— EXERCISE AIM —
As you work through the listing below, copy each line exactly and drop the images.

____ MATERIAL FOR THIS EXERCISE

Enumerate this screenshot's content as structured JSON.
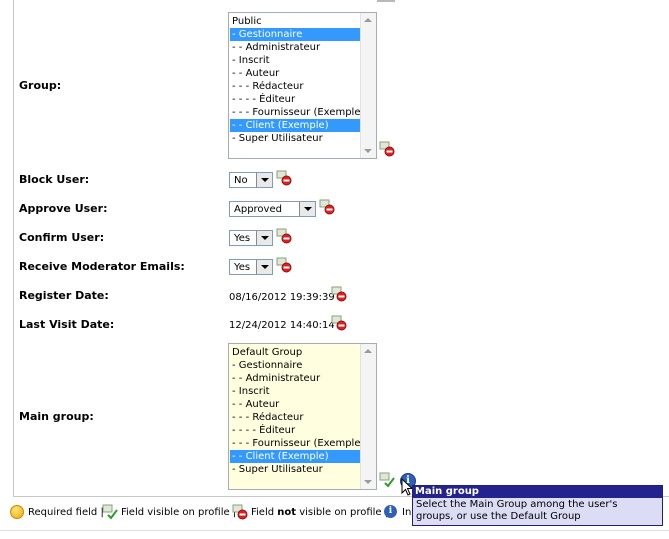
{
  "form": {
    "group": {
      "label": "Group:",
      "options": [
        {
          "text": "Public",
          "selected": false
        },
        {
          "text": "- Gestionnaire",
          "selected": true
        },
        {
          "text": "- - Administrateur",
          "selected": false
        },
        {
          "text": "- Inscrit",
          "selected": false
        },
        {
          "text": "- - Auteur",
          "selected": false
        },
        {
          "text": "- - - Rédacteur",
          "selected": false
        },
        {
          "text": "- - - - Éditeur",
          "selected": false
        },
        {
          "text": "- - - Fournisseur (Exemple)",
          "selected": false
        },
        {
          "text": "- - Client (Exemple)",
          "selected": true
        },
        {
          "text": "- Super Utilisateur",
          "selected": false
        }
      ]
    },
    "block_user": {
      "label": "Block User:",
      "value": "No"
    },
    "approve_user": {
      "label": "Approve User:",
      "value": "Approved"
    },
    "confirm_user": {
      "label": "Confirm User:",
      "value": "Yes"
    },
    "receive_moderator_emails": {
      "label": "Receive Moderator Emails:",
      "value": "Yes"
    },
    "register_date": {
      "label": "Register Date:",
      "value": "08/16/2012 19:39:39"
    },
    "last_visit_date": {
      "label": "Last Visit Date:",
      "value": "12/24/2012 14:40:14"
    },
    "main_group": {
      "label": "Main group:",
      "options": [
        {
          "text": "Default Group",
          "selected": false
        },
        {
          "text": "- Gestionnaire",
          "selected": false
        },
        {
          "text": "- - Administrateur",
          "selected": false
        },
        {
          "text": "- Inscrit",
          "selected": false
        },
        {
          "text": "- - Auteur",
          "selected": false
        },
        {
          "text": "- - - Rédacteur",
          "selected": false
        },
        {
          "text": "- - - - Éditeur",
          "selected": false
        },
        {
          "text": "- - - Fournisseur (Exemple)",
          "selected": false
        },
        {
          "text": "- - Client (Exemple)",
          "selected": true
        },
        {
          "text": "- Super Utilisateur",
          "selected": false
        }
      ]
    }
  },
  "tooltip": {
    "title": "Main group",
    "body_line1": "Select the Main Group among the user's",
    "body_line2": "groups, or use the Default Group"
  },
  "legend": {
    "required": "Required field |",
    "visible": "Field visible on profile |",
    "not_visible_pre": "Field ",
    "not_visible_bold": "not",
    "not_visible_post": " visible on profile |",
    "info_partial": "In"
  },
  "colors": {
    "selection": "#3399ff",
    "main_group_bg": "#ffffe0",
    "tooltip_title_bg": "#23238e",
    "tooltip_bg": "#dcdcf5"
  },
  "icons": {
    "visibility_hidden": "profile-hidden-icon",
    "visibility_visible": "profile-visible-icon",
    "info": "info-icon",
    "required": "required-field-icon",
    "cursor": "mouse-pointer-icon"
  }
}
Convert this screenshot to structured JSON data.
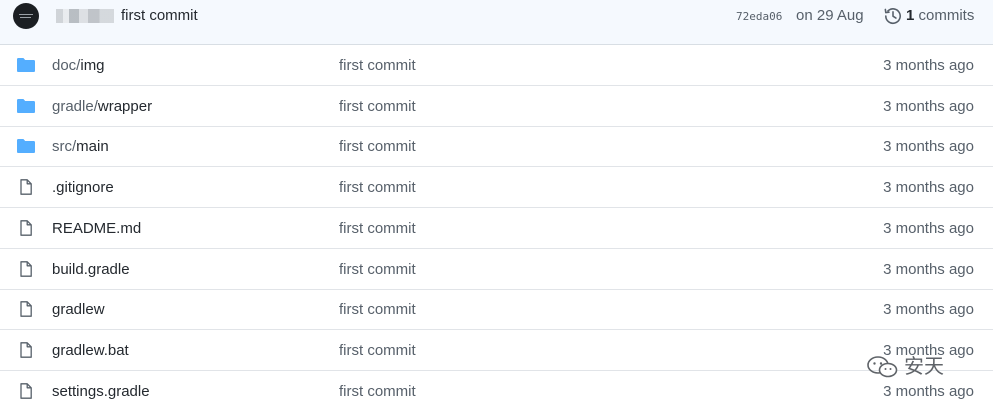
{
  "latest_commit": {
    "avatar_icon": "author-avatar-icon",
    "author": "",
    "message": "first commit",
    "sha": "72eda06",
    "date": "on 29 Aug",
    "commit_count_number": "1",
    "commit_count_label": "commits",
    "history_icon": "history-clock-icon"
  },
  "files": [
    {
      "type": "folder",
      "icon": "folder-icon",
      "dir_prefix": "doc/",
      "name": "img",
      "message": "first commit",
      "age": "3 months ago"
    },
    {
      "type": "folder",
      "icon": "folder-icon",
      "dir_prefix": "gradle/",
      "name": "wrapper",
      "message": "first commit",
      "age": "3 months ago"
    },
    {
      "type": "folder",
      "icon": "folder-icon",
      "dir_prefix": "src/",
      "name": "main",
      "message": "first commit",
      "age": "3 months ago"
    },
    {
      "type": "file",
      "icon": "file-icon",
      "dir_prefix": "",
      "name": ".gitignore",
      "message": "first commit",
      "age": "3 months ago"
    },
    {
      "type": "file",
      "icon": "file-icon",
      "dir_prefix": "",
      "name": "README.md",
      "message": "first commit",
      "age": "3 months ago"
    },
    {
      "type": "file",
      "icon": "file-icon",
      "dir_prefix": "",
      "name": "build.gradle",
      "message": "first commit",
      "age": "3 months ago"
    },
    {
      "type": "file",
      "icon": "file-icon",
      "dir_prefix": "",
      "name": "gradlew",
      "message": "first commit",
      "age": "3 months ago"
    },
    {
      "type": "file",
      "icon": "file-icon",
      "dir_prefix": "",
      "name": "gradlew.bat",
      "message": "first commit",
      "age": "3 months ago"
    },
    {
      "type": "file",
      "icon": "file-icon",
      "dir_prefix": "",
      "name": "settings.gradle",
      "message": "first commit",
      "age": "3 months ago"
    }
  ],
  "watermark": {
    "icon": "wechat-icon",
    "text": "安天"
  },
  "colors": {
    "folder": "#54aeff",
    "file_stroke": "#57606a",
    "header_bg": "#f5f9fe",
    "row_border": "#e1e4e8"
  }
}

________

— ANSWER TO THIS PROBLEM —
Enumerate this screenshot's content as structured JSON.
{
  "form": {
    "group": {
      "label": "Group:",
      "options": [
        {
          "text": "Public",
          "selected": false
        },
        {
          "text": "- Gestionnaire",
          "selected": true
        },
        {
          "text": "- - Administrateur",
          "selected": false
        },
        {
          "text": "- Inscrit",
          "selected": false
        },
        {
          "text": "- - Auteur",
          "selected": false
        },
        {
          "text": "- - - Rédacteur",
          "selected": false
        },
        {
          "text": "- - - - Éditeur",
          "selected": false
        },
        {
          "text": "- - - Fournisseur (Exemple)",
          "selected": false
        },
        {
          "text": "- - Client (Exemple)",
          "selected": true
        },
        {
          "text": "- Super Utilisateur",
          "selected": false
        }
      ]
    },
    "block_user": {
      "label": "Block User:",
      "value": "No"
    },
    "approve_user": {
      "label": "Approve User:",
      "value": "Approved"
    },
    "confirm_user": {
      "label": "Confirm User:",
      "value": "Yes"
    },
    "receive_moderator_emails": {
      "label": "Receive Moderator Emails:",
      "value": "Yes"
    },
    "register_date": {
      "label": "Register Date:",
      "value": "08/16/2012 19:39:39"
    },
    "last_visit_date": {
      "label": "Last Visit Date:",
      "value": "12/24/2012 14:40:14"
    },
    "main_group": {
      "label": "Main group:",
      "options": [
        {
          "text": "Default Group",
          "selected": false
        },
        {
          "text": "- Gestionnaire",
          "selected": false
        },
        {
          "text": "- - Administrateur",
          "selected": false
        },
        {
          "text": "- Inscrit",
          "selected": false
        },
        {
          "text": "- - Auteur",
          "selected": false
        },
        {
          "text": "- - - Rédacteur",
          "selected": false
        },
        {
          "text": "- - - - Éditeur",
          "selected": false
        },
        {
          "text": "- - - Fournisseur (Exemple)",
          "selected": false
        },
        {
          "text": "- - Client (Exemple)",
          "selected": true
        },
        {
          "text": "- Super Utilisateur",
          "selected": false
        }
      ]
    }
  },
  "tooltip": {
    "title": "Main group",
    "body_line1": "Select the Main Group among the user's",
    "body_line2": "groups, or use the Default Group"
  },
  "legend": {
    "required": "Required field |",
    "visible": "Field visible on profile |",
    "not_visible_pre": "Field ",
    "not_visible_bold": "not",
    "not_visible_post": " visible on profile |",
    "info_partial": "In"
  },
  "colors": {
    "selection": "#3399ff",
    "main_group_bg": "#ffffe0",
    "tooltip_title_bg": "#23238e",
    "tooltip_bg": "#dcdcf5"
  },
  "icons": {
    "visibility_hidden": "profile-hidden-icon",
    "visibility_visible": "profile-visible-icon",
    "info": "info-icon",
    "required": "required-field-icon",
    "cursor": "mouse-pointer-icon"
  }
}
Convert this screenshot to structured JSON data.
{
  "latest_commit": {
    "avatar_icon": "author-avatar-icon",
    "author": "",
    "message": "first commit",
    "sha": "72eda06",
    "date": "on 29 Aug",
    "commit_count_number": "1",
    "commit_count_label": "commits",
    "history_icon": "history-clock-icon"
  },
  "files": [
    {
      "type": "folder",
      "icon": "folder-icon",
      "dir_prefix": "doc/",
      "name": "img",
      "message": "first commit",
      "age": "3 months ago"
    },
    {
      "type": "folder",
      "icon": "folder-icon",
      "dir_prefix": "gradle/",
      "name": "wrapper",
      "message": "first commit",
      "age": "3 months ago"
    },
    {
      "type": "folder",
      "icon": "folder-icon",
      "dir_prefix": "src/",
      "name": "main",
      "message": "first commit",
      "age": "3 months ago"
    },
    {
      "type": "file",
      "icon": "file-icon",
      "dir_prefix": "",
      "name": ".gitignore",
      "message": "first commit",
      "age": "3 months ago"
    },
    {
      "type": "file",
      "icon": "file-icon",
      "dir_prefix": "",
      "name": "README.md",
      "message": "first commit",
      "age": "3 months ago"
    },
    {
      "type": "file",
      "icon": "file-icon",
      "dir_prefix": "",
      "name": "build.gradle",
      "message": "first commit",
      "age": "3 months ago"
    },
    {
      "type": "file",
      "icon": "file-icon",
      "dir_prefix": "",
      "name": "gradlew",
      "message": "first commit",
      "age": "3 months ago"
    },
    {
      "type": "file",
      "icon": "file-icon",
      "dir_prefix": "",
      "name": "gradlew.bat",
      "message": "first commit",
      "age": "3 months ago"
    },
    {
      "type": "file",
      "icon": "file-icon",
      "dir_prefix": "",
      "name": "settings.gradle",
      "message": "first commit",
      "age": "3 months ago"
    }
  ],
  "watermark": {
    "icon": "wechat-icon",
    "text": "安天"
  },
  "colors": {
    "folder": "#54aeff",
    "file_stroke": "#57606a",
    "header_bg": "#f5f9fe",
    "row_border": "#e1e4e8"
  }
}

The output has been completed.